British Prime Minister Boris Johnson on Friday used his annual Christmas message to push the get boosted now message for protection against COVID-19, amid an ongoing surge in cases of the Omicron variant in the country. In his video message, Johnson said a coronavirus booster jab would be a ”wonderful” Christmas gift and also linked it to the teachings of Jesus Christ. He also struck a note of caution that after two years of the pandemic ”we are still not through it because Omicron is surging.
Though the time for buying presents is theoretically running out, there is still a wonderful thing you can give your family and the whole country and that is to get that jab, whether it is your first or second, or your booster. So that next year’s festivities are even better than this year’s, said Johnson. And I hope I can be forgiven for taking pride in the immense spirit of neighbourliness that the people of this country have shown. Getting jabbed not just for themselves, for ourselves, but for friends and family and everyone we meet. And that, after all, is the teaching of Jesus Christ, whose birth is at the heart of this enormous festival that we should love our neighbours as we love ourselves, he said.
And so let’s think of all those who are being good neighbours and thinking of others. All those in the NHS working over Christmas, our care workers, everyone involved in the incredible vaccination campaign, he said. The National Health Service (NHS) has said that many of its vaccination sites will be functioning through the Christmas holiday period to keep up the booster drive. NHS England said its ”jingle jab” campaign will see COVID vaccines administered at local sites such as town halls and pharmacies throughout the weekend.
Opposition Labour Leader Keir Starmer struck a similar note of thanks for the frontline workers in his Christmas message, as he reflected upon families who have faced ”unimaginable loss” this year due to the pandemic.

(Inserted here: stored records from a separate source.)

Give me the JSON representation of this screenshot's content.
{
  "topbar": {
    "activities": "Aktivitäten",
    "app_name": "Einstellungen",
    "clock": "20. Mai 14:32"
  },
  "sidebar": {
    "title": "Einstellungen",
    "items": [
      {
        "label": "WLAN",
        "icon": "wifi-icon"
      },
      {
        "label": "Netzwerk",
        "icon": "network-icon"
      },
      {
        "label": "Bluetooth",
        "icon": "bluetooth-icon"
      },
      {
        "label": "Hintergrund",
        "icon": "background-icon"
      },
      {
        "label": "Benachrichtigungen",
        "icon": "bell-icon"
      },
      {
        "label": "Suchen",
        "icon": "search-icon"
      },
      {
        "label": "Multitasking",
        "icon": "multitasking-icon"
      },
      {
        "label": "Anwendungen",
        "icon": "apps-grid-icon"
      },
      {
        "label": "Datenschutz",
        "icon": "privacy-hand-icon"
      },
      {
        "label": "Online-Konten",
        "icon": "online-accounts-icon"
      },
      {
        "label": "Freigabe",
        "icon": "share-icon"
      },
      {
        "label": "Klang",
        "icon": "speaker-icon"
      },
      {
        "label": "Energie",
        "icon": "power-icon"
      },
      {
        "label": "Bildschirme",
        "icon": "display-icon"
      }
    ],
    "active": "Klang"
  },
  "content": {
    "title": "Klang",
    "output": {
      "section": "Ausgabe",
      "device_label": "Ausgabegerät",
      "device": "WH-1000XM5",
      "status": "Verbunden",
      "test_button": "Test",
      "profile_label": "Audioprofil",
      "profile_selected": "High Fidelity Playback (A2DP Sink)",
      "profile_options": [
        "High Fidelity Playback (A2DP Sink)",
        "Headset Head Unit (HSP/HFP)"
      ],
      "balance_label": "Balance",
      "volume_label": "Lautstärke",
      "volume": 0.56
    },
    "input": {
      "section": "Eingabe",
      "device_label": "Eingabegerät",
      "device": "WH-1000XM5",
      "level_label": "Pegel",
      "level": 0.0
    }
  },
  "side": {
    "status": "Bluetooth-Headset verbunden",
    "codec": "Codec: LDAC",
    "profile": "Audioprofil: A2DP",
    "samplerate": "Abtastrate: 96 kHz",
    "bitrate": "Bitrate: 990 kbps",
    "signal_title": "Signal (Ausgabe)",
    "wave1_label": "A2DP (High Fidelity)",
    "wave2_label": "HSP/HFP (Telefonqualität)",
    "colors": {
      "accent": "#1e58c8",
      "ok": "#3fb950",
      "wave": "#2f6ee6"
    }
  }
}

For too many, there will be one less chair at the table for the Christmas meal. But, in the darkest of times, Christian values of kindness, of compassion and hope have shone through,” he said.
Scotland First Minister Nicola Sturgeon, who has announced tougher lockdown restrictions in the region post-Christmas, stressed that this year is much more normal than the last due to the vaccinations. Queen Elizabeth II’s pre-recorded annual broadcast to the nation and the Commonwealth will air on Christmas Day on Saturday, with an image released by Buckingham Palace on Friday.
She is seen wearing a red dress and a brooch that she wore on her honeymoon in 1947, indicating a very personal Christmas message this year which marked the death of her husband Prince Philip in April. The message was recorded last week at Windsor Castle, where the 95-year-old monarch will spend Christmas with Prince Charles and wife Camilla. The UK recorded 119,789 daily COVID infections on Thursday.